U.S. President Barack Obama and his Mexican counterpart, Felipe Calderon, met March 3 in Washington to review their two countries’ ongoing struggle over the bloody drug war convulsing the border. It has claimed thousands of lives since Calderon stepped into office in 2006, including that of an American ICE agent killed last month near Mexico City. Tim Padgett spotlighted the many tensions simmering away ahead of the meeting, with both sides finding cause to grumble about the other’s failings. Steven Soderbergh’s critically-acclaimed Traffic (2000) delved into the complex, intertwined world of the cartels and the government agencies tasked to bring them down. It belabors the point, perhaps, that the crisis wouldn’t exist were it not for the huge demand for drugs in the U.S. — the daughter of Washington’s drug czar is a rich, suburban junkie? How ironic — but does an excellent job showing how no one comes clean in this desperate high-stakes realm of guns, drugs, and death. –I.T.


The Passion of the Christ

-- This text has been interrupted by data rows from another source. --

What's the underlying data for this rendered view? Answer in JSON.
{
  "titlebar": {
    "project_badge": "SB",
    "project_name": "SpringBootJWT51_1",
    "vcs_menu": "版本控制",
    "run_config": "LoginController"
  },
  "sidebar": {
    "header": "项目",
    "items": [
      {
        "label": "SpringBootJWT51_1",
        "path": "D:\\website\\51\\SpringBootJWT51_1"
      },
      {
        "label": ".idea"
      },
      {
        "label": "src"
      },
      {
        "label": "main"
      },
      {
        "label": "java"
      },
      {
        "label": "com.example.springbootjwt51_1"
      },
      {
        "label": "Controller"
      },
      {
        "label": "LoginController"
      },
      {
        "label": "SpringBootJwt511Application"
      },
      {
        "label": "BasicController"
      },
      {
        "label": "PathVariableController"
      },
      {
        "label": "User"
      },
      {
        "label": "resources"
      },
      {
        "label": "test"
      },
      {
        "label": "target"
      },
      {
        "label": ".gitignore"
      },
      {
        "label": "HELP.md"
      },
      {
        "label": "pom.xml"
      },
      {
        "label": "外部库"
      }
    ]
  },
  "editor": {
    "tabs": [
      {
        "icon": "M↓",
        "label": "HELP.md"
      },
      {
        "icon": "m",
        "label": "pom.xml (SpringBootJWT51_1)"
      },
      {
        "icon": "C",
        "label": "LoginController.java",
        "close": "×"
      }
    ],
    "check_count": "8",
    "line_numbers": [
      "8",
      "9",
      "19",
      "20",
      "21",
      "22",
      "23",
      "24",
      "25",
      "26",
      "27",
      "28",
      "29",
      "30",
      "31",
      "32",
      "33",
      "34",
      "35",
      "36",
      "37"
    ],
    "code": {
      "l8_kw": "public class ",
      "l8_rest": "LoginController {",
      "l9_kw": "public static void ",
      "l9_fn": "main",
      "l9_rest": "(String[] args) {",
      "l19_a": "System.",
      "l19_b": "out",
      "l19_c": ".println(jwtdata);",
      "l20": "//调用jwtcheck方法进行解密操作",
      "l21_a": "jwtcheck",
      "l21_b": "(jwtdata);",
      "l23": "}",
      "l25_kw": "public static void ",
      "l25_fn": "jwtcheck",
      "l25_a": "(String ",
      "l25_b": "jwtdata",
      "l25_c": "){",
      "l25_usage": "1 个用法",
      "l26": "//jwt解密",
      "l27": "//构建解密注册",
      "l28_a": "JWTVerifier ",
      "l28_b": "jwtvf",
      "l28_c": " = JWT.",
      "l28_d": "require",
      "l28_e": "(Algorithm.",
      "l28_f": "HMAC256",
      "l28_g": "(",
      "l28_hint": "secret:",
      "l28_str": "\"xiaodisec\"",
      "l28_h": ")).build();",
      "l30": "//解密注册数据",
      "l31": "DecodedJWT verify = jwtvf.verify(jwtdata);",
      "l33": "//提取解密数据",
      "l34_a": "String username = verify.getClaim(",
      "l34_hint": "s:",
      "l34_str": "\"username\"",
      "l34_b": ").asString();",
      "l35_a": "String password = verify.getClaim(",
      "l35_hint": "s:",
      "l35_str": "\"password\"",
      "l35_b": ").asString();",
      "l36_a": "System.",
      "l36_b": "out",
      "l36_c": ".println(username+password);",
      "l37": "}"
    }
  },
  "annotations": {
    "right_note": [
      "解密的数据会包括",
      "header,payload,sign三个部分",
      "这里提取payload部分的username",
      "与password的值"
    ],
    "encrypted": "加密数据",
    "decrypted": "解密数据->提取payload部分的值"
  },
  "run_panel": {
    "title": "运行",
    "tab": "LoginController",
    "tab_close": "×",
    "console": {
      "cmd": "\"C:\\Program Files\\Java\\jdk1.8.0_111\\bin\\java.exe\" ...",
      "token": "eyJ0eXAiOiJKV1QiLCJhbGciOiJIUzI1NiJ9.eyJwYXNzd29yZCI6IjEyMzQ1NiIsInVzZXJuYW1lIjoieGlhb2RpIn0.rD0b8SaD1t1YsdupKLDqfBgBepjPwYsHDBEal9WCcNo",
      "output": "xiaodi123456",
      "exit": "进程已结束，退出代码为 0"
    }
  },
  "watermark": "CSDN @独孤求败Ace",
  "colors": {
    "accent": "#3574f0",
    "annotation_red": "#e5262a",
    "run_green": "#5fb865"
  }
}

Pope Benedict XVI’s rejection of Jewish responsibility for the death of Jesus in an upcoming book has attracted attention and praise. Its the first time a figure of his ecclesiastical weight has directly intervened on the subject, one which has caused centuries of grief for European Jewry. To get a sense of how enduring that stigma is, one need only turn to Mel Gibson’s recent The Passion of the Christ, where mobs of Jews baying for Jesus’ blood hound him down a gruesome path to his crucifixion. As the New Republic‘s Leon Wiseltier wrote at the time: “anybody who says [the film isn’t anti-Semitic] knows nothing, or chooses to know nothing, about the visual history of anti-Semitism, in art and in film. What is so shocking about Gibson’s Jews is how unreconstructed they are in their stereotypical appearances and actions. These are not merely anti-Semitic images; these are classically anti-Semitic images.”—I.T.